Michael seems to be dependent on Albert because of his belief that Albert is in possession of information that he does not know – particularly when it comes to Danielle’s plans regarding the job vacated by Lucien. Albert has worked with Danielle in the past and claims to know her well so Michael wants to know everything he knows about Danielle. The information, in his reckoning, would be very helpful in countering whatever moves Danielle would make. His belief that Albert really knows important and relevant information about Danielle made Michael rather dependent on him (Peebles et al, 2005). Michael’s dependence on Albert is a result of the “information power” that the latter has over him (Robbins, 2005).
Michael is also dependent on Danielle. After being alerted by Albert about her intentions, Albert now needs to talk with Danielle if only to have an idea about her plans.

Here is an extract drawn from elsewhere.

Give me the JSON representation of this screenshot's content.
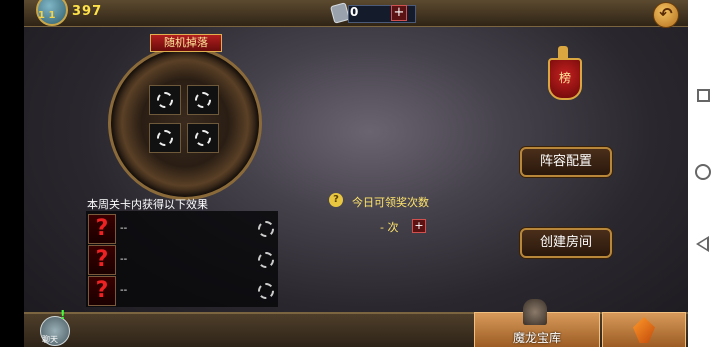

His dependency on Danielle is brought about by the fact that there are information about Danielle and her plans that he could only obtain directly from her (Peebles et al, 2005). In other words, the information that he could get from Danielle herself has “nonsubstitutionality” or information that could not be obtained from other sources other than Danielle herself (Robbins, 2005). However, if Michael decides to accept the China posting, then his dependence on both Albert and Danielle would be reduced to zero. He would not be depending on them any more since he would no longer need any information from them.
At home, Michael’s wife Karen is very much dependent on him because of her desire to put his career on top of everything else. She proved this by supporting him all the way. As a matter of fact, she has already given up her promising career in a law firm for a less demanding job just to strike a balance between her domestic responsibilities, on one hand, and her and her husband’s career, on the other hand. If Michael decides to go to China, Karen will once again be uprooted not just from the country but from her new job. This is inconsequential to Karen, however. She would rather give up her new job and accompany Michael to China than insist on a career of her own. Unfortunately, the whole situation, especially Karen’s dependence on Michael and her willingness to give way to her husband, has produced a corresponding dependence on the part of Michael because this has been one consideration that weighs heavily on Michael’s shoulder (Peebles et al, 2005).

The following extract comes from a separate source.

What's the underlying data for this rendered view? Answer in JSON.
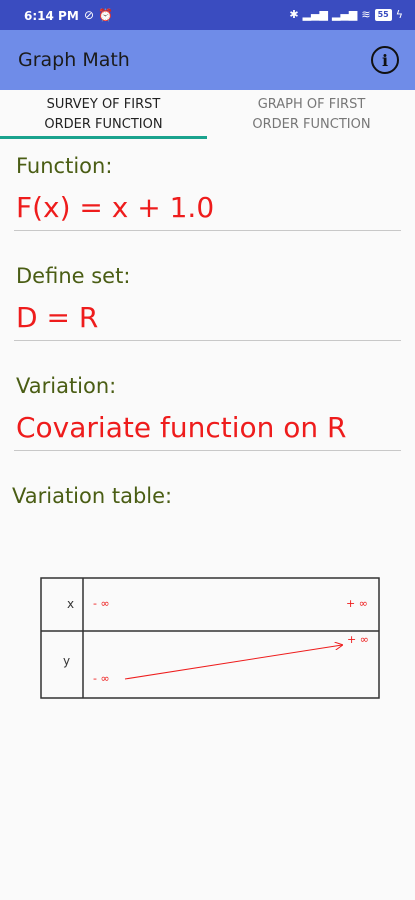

At the office, Karen is resorting to a series of “legitimate political behavior.” Her first legitimate political behavior is her act of appearing to establish a coalition with Michael’s subordinate, Francesca, by making an appointment with her ostensibly to talk about her work, ignoring Michael who is Francesca’s supervisor. The second is her wanting to talk to Michael himself by setting up an appointment with him to talk about the products he is handling. Finally, her plan of making a trip to their headquarters in Paris for the purpose of discussing the products being handled by Michael directly with the headquarters people, bypassing Michael in the process, is another instance of a legitimate political behavior (Robbins, 2005).
Michael could improve his political edge by demanding a higher executive position as a precondition for his accepting the China posting. He could talk to the CEO rather frankly and tell him that he would only accept the China assignment if Pierre could assure him that after a specified period of time in China, say two or three years, he would be considered for a higher executive position, preferably in their Paris headquarters. In other words, since Pierre told him that he is the only man who could handle the China assignment, he should turn his qualification into a weapon that would enable him to wield a “legitimate power.” Then he could resort to utilizing a “coercive power,” wherein he would decline the China posting if Pierre does not promise him his reward of a higher position in Paris later (Robbins, 2005).
Peebles, M.E., Widmann, N. C., Kopelan, A.D., Hassan, F., Cohen, A., and Rhodes, G.B.
(2005). Into the Fray. Harvard Business Review, 00178012, Vol. 83, Issue 1.
Robbins, S. P. (2005). Organizational Behavior, Eleventh Edition. Prentice-Hall.